> Aim of the exercise
One line at a time, check the entries below for the word "border", and copy each line that has it.
== Segment start ==
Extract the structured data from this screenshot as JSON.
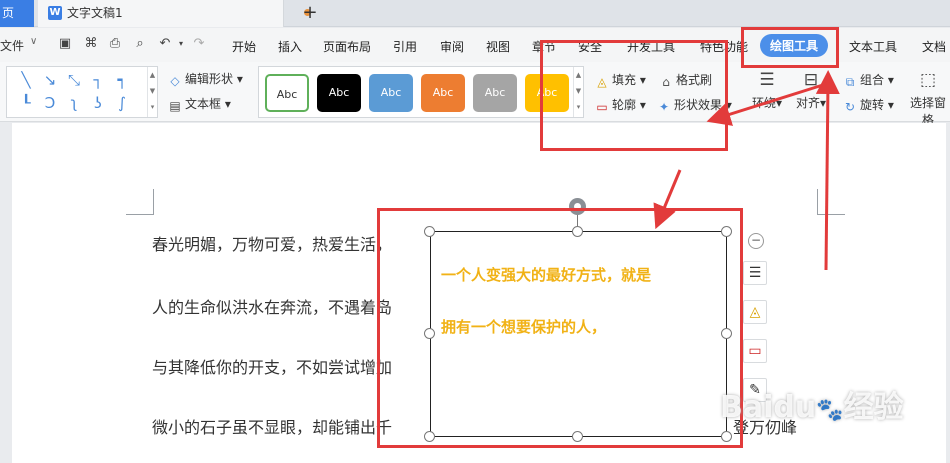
{
  "titlebar": {
    "home_tab": "页",
    "doc_tab_icon": "W",
    "doc_tab_title": "文字文稿1",
    "new_tab": "+"
  },
  "menubar": {
    "file": "文件",
    "items": [
      "开始",
      "插入",
      "页面布局",
      "引用",
      "审阅",
      "视图",
      "章节",
      "安全",
      "开发工具",
      "特色功能",
      "绘图工具",
      "文本工具",
      "文档"
    ],
    "active": "绘图工具"
  },
  "ribbon": {
    "edit_shape": "编辑形状",
    "text_box": "文本框",
    "style_swatches": [
      {
        "label": "Abc",
        "bg": "#ffffff",
        "fg": "#333333",
        "border": "#5fb05a"
      },
      {
        "label": "Abc",
        "bg": "#000000",
        "fg": "#ffffff",
        "border": "#000000"
      },
      {
        "label": "Abc",
        "bg": "#5b9bd5",
        "fg": "#ffffff",
        "border": "#5b9bd5"
      },
      {
        "label": "Abc",
        "bg": "#ed7d31",
        "fg": "#ffffff",
        "border": "#ed7d31"
      },
      {
        "label": "Abc",
        "bg": "#a5a5a5",
        "fg": "#ffffff",
        "border": "#a5a5a5"
      },
      {
        "label": "Abc",
        "bg": "#ffc000",
        "fg": "#ffffff",
        "border": "#ffc000"
      }
    ],
    "fill": "填充",
    "format_painter": "格式刷",
    "outline": "轮廓",
    "shape_effects": "形状效果",
    "wrap": "环绕",
    "align": "对齐",
    "group": "组合",
    "rotate": "旋转",
    "selection_pane": "选择窗格"
  },
  "document": {
    "paragraphs": [
      "春光明媚，万物可爱，热爱生活，",
      "人的生命似洪水在奔流，不遇着岛",
      "与其降低你的开支，不如尝试增加",
      "微小的石子虽不显眼，却能铺出千"
    ],
    "para_tail": "登万仞峰"
  },
  "textbox": {
    "line1": "一个人变强大的最好方式，就是",
    "line2": "拥有一个想要保护的人，"
  },
  "watermark": {
    "brand": "Baidu",
    "suffix": "经验"
  },
  "colors": {
    "accent_blue": "#4c8fe9",
    "annotation_red": "#e23b3b",
    "textbox_text": "#f1b216"
  }
}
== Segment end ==
> Problem solution
        "border": "#5fb05a"
        "border": "#000000"
        "border": "#5b9bd5"
        "border": "#ed7d31"
        "border": "#a5a5a5"
        "border": "#ffc000"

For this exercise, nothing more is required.